Peter19xxCork oak bark has long been used to create wine bottle corks - but could there be more uses?
For more than 400 years, cork obtained from the bark of cork oaks has been primarily used as a material for bottling wine. Cork is elastic, dense and also slightly permeable to air. This completely natural material is therefore ideal, not only for closing champagne and wine bottles, but also for making floor coverings, purses and shoes.
The Portuguese startup Corkbrick has now developed a modular system made of the material. Similar to Lego bricks, different modular forms can be slotted into each other to create shapes and structures. There are a total of seven different building blocks, all made entirely of recyclable cork, which can be assembled in an almost endless number of configurations. This means that partitions, beds or seating can be put together without the need for any extra materials.
Together with his daughter, a budding architect, entrepreneur Miguel Reynolds Brandao developed the cork system while the pair were trying to come up with a flexible and environmentally-friendly interior design concept. It didn’t take long for them to settle on cork as the material of choice. While, traditionally, trees are normally felled for the production of furniture, to produce cork, only the bark is needed, which grows back in a cycle of around ten years. As a rule, cork oaks have a service life of about 250 years, so each tree can be used about 25 times for material extraction. Since the material is only extracted from the trunk, no serious damage is caused to the trees.
So far, the duo have raised 150,000 euros, via crowdfunding, for the implementation of their idea.
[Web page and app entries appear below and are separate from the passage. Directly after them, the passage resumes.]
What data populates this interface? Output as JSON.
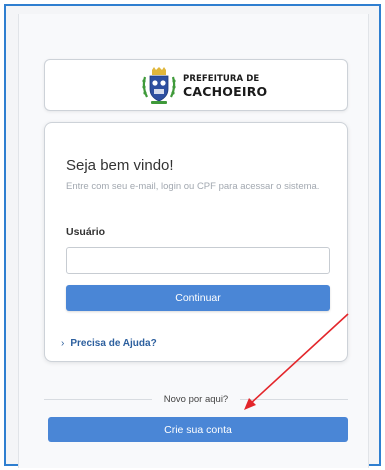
{
  "logo": {
    "line1": "PREFEITURA DE",
    "line2": "CACHOEIRO",
    "crest_icon": "municipal-crest-icon"
  },
  "login": {
    "welcome": "Seja bem vindo!",
    "subtitle": "Entre com seu e-mail, login ou CPF para acessar o sistema.",
    "user_label": "Usuário",
    "user_value": "",
    "continue_label": "Continuar",
    "help_label": "Precisa de Ajuda?",
    "help_icon": "chevron-right-icon"
  },
  "signup": {
    "divider_text": "Novo por aqui?",
    "create_label": "Crie sua conta"
  },
  "annotation": {
    "arrow_color": "#e3262b"
  },
  "colors": {
    "accent": "#4a86d6",
    "link": "#2c5f9e",
    "frame_border": "#2f7fd0"
  }
}
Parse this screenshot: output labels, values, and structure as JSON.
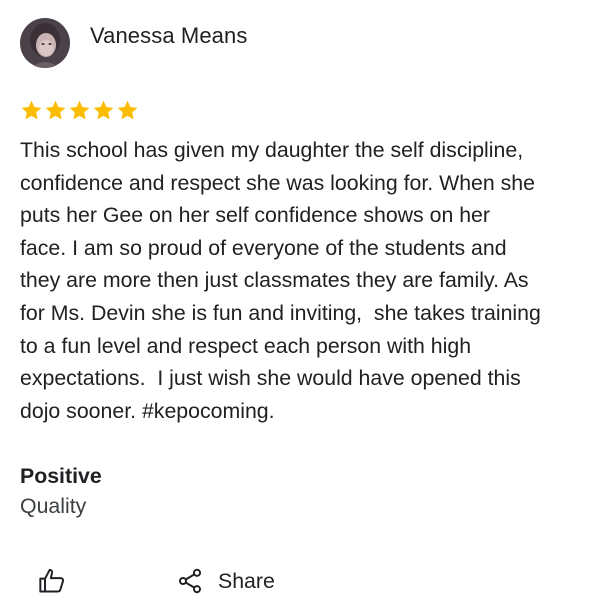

This support came from 29 countries and they were able to implement their cork building blocks within a very short time, meaning customers all over the world can now construct their own cork interiors.
This is a translation by Mark Newton of an original article which first appeared on RESET's German-language site.